Work request
Whenever the word "this" appears in a line of the listing, copy that line.

Data extracts
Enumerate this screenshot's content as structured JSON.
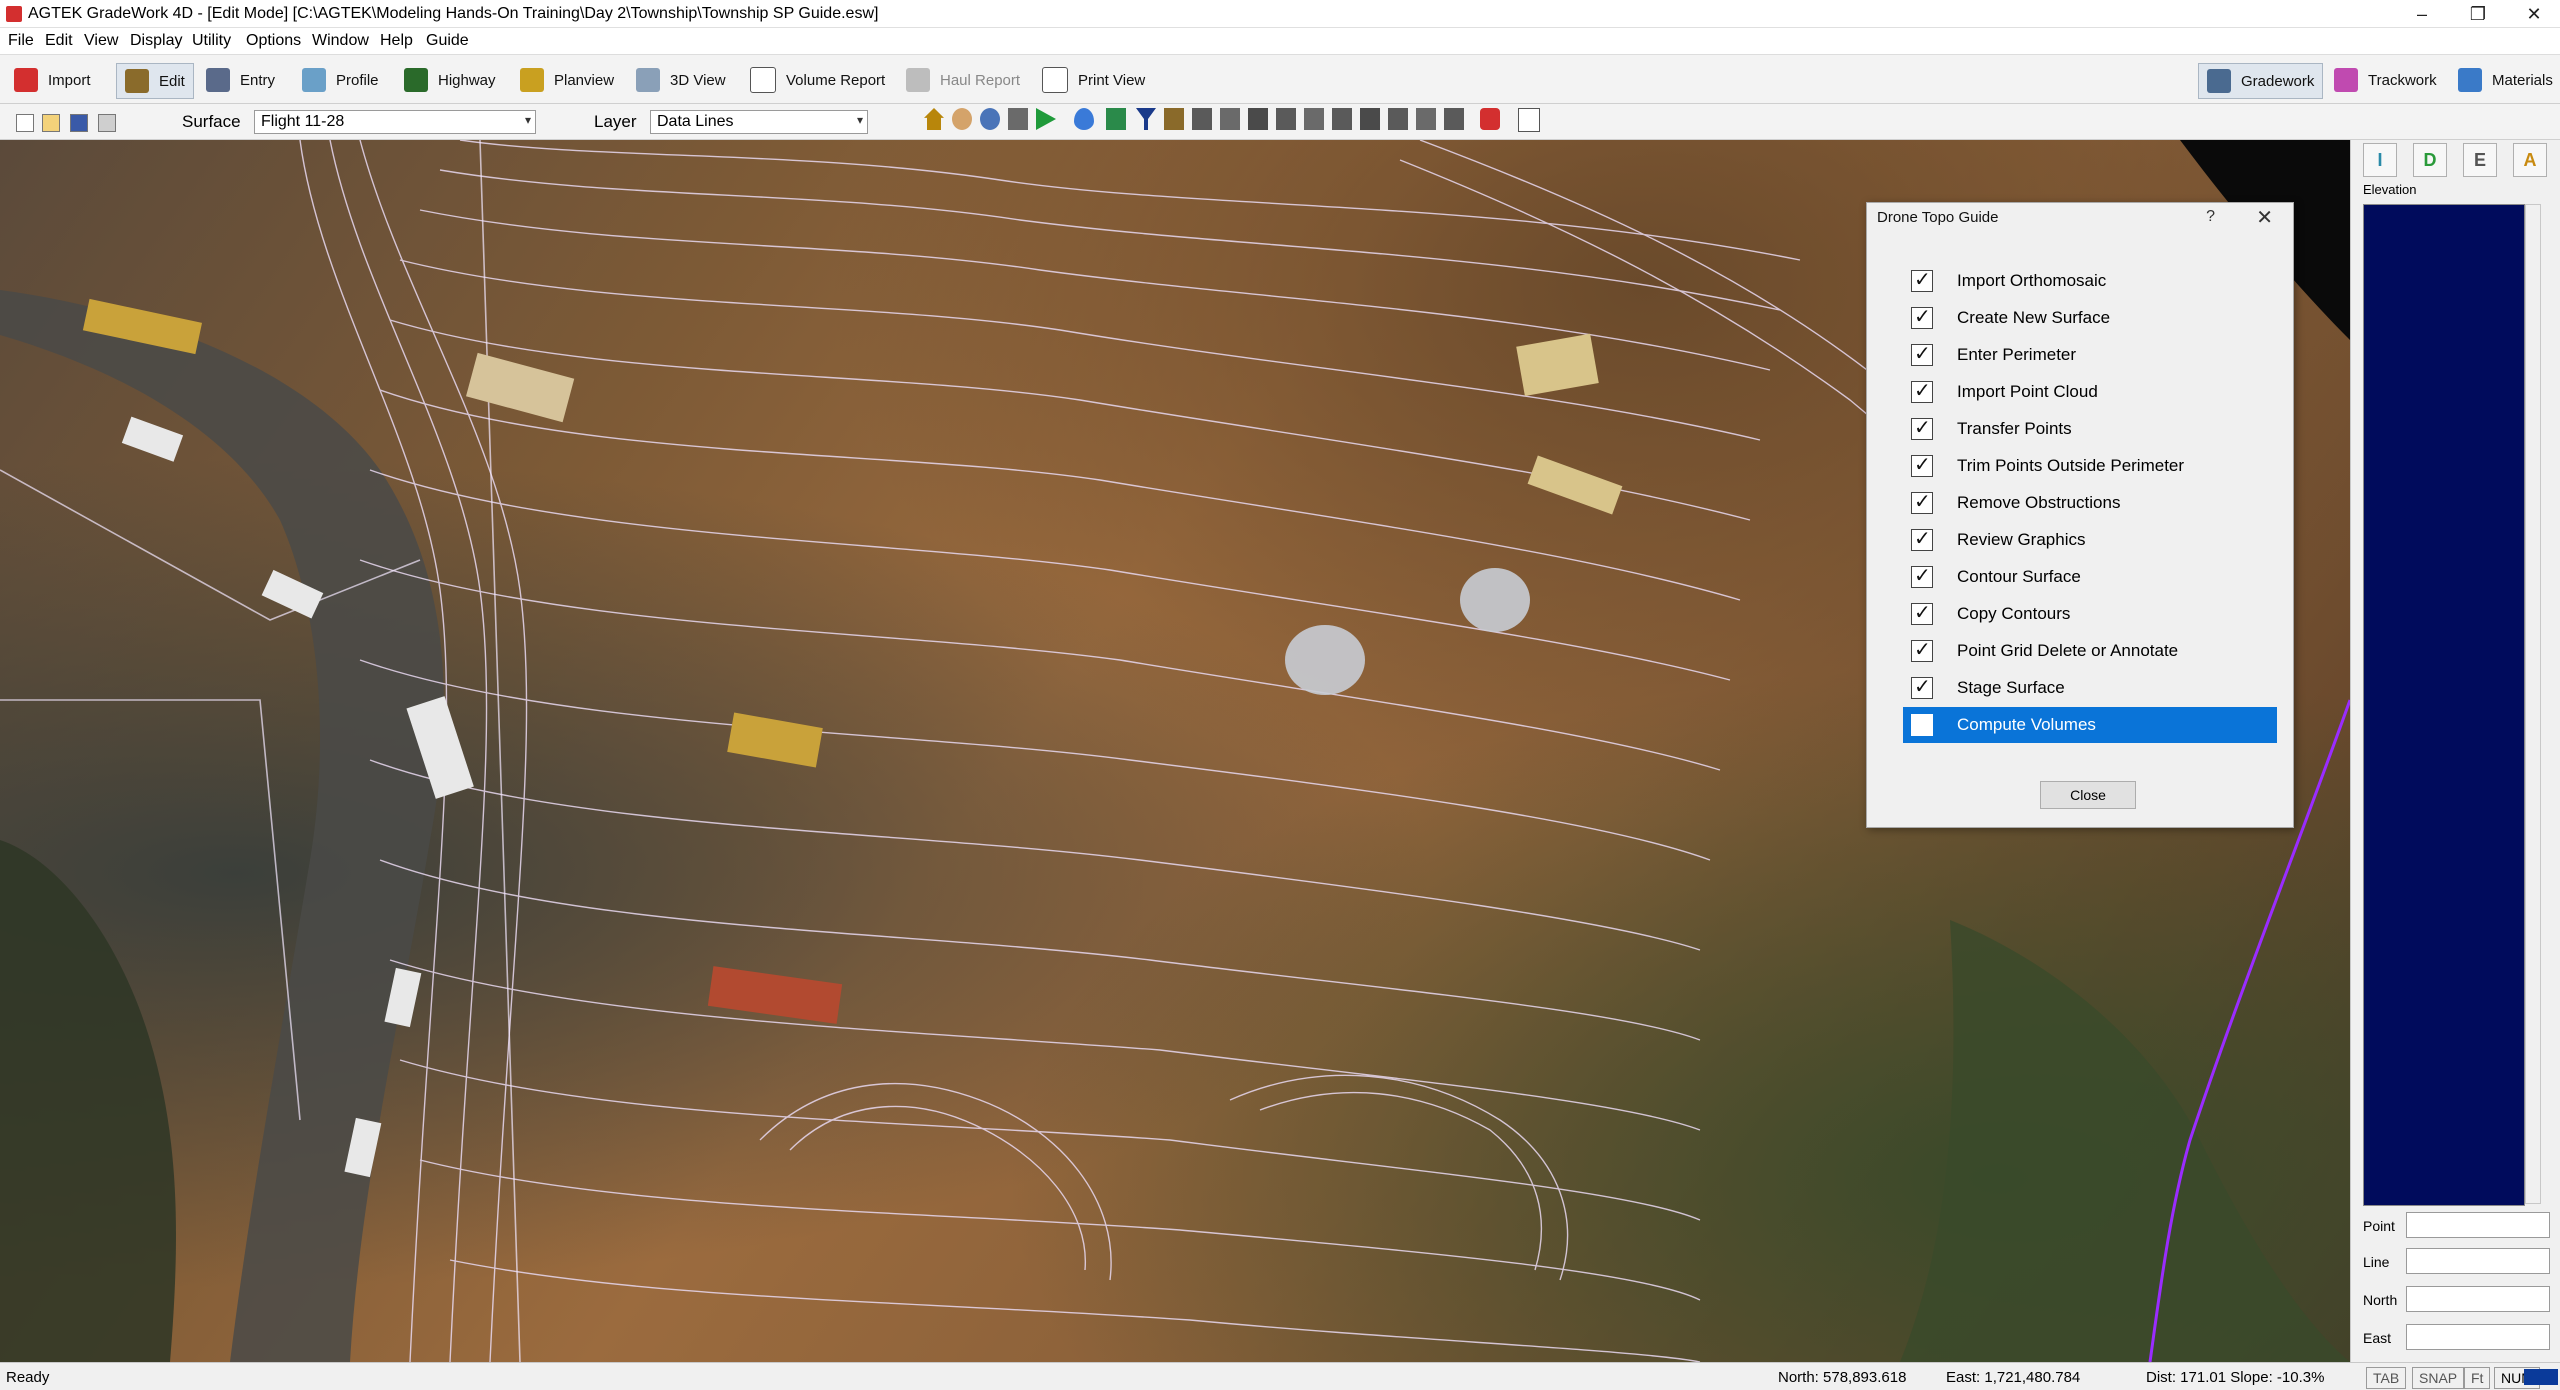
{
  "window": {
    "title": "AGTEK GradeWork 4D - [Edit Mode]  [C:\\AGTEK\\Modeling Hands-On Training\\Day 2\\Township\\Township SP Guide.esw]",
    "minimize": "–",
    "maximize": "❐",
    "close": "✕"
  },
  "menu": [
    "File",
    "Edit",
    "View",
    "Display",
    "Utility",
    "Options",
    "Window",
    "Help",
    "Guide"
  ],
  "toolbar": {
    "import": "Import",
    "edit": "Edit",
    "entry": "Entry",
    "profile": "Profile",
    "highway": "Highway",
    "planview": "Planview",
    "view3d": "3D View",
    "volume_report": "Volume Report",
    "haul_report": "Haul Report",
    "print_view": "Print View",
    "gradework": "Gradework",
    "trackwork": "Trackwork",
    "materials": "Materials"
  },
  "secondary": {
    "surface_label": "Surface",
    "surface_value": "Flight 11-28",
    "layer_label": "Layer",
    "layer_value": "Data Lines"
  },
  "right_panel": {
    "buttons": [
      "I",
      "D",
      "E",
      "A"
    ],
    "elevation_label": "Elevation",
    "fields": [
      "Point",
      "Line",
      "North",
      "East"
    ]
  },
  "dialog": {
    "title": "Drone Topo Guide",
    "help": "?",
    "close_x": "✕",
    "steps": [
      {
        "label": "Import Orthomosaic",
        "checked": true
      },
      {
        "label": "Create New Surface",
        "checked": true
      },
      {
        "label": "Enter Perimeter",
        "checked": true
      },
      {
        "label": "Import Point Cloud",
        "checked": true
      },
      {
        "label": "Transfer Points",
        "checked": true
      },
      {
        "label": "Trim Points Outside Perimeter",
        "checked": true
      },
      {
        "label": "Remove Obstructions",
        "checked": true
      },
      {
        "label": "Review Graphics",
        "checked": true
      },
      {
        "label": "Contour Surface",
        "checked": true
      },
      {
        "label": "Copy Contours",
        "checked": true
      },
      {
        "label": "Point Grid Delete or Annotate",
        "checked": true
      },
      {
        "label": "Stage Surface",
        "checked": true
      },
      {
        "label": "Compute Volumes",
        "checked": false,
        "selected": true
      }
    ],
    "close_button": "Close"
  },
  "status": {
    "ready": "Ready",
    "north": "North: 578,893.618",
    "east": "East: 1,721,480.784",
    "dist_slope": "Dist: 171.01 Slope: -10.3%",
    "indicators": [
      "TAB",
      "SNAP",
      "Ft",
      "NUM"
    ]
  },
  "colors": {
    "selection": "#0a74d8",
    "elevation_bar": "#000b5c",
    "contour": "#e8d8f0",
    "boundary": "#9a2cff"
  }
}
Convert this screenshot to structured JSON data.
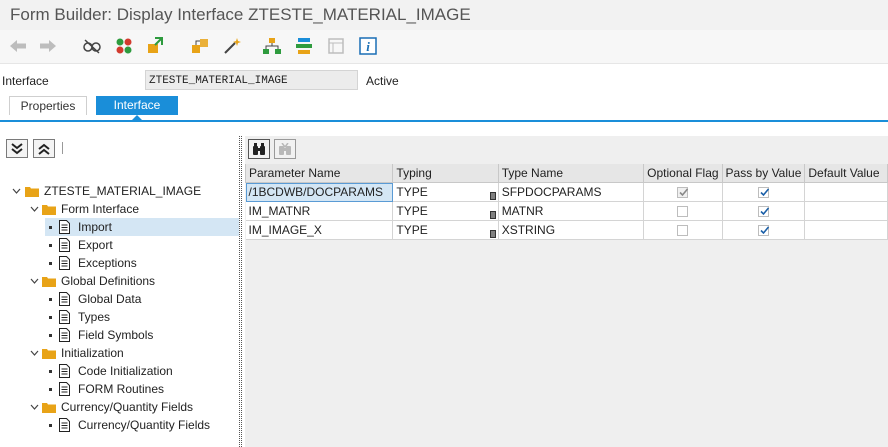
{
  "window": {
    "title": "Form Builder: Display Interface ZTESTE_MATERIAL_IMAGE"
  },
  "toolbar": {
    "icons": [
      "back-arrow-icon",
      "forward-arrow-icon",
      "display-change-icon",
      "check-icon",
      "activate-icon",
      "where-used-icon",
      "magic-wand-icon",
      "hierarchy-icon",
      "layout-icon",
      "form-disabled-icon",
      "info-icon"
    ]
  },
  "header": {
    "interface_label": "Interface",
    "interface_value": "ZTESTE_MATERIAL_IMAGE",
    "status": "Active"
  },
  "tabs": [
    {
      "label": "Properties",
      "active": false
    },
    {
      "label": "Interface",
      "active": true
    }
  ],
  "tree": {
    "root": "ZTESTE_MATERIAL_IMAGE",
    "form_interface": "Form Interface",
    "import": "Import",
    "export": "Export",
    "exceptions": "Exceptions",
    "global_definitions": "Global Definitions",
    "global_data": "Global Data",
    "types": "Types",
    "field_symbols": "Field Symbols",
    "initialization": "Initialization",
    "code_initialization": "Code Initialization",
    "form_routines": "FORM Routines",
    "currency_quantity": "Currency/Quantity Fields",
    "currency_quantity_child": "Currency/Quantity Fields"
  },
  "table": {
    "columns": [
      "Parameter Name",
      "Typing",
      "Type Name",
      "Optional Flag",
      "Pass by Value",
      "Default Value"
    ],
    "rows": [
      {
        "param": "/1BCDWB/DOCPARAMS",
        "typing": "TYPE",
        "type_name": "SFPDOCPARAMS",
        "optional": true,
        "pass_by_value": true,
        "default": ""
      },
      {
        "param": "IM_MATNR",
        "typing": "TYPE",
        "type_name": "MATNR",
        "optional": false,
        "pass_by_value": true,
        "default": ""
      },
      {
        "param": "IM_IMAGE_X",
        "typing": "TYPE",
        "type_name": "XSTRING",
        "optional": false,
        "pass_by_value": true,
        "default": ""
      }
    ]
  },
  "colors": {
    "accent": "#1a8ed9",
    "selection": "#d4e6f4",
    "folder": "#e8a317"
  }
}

Exercise output
Enumerate this screenshot's content as structured JSON.
Convert this screenshot to structured JSON data.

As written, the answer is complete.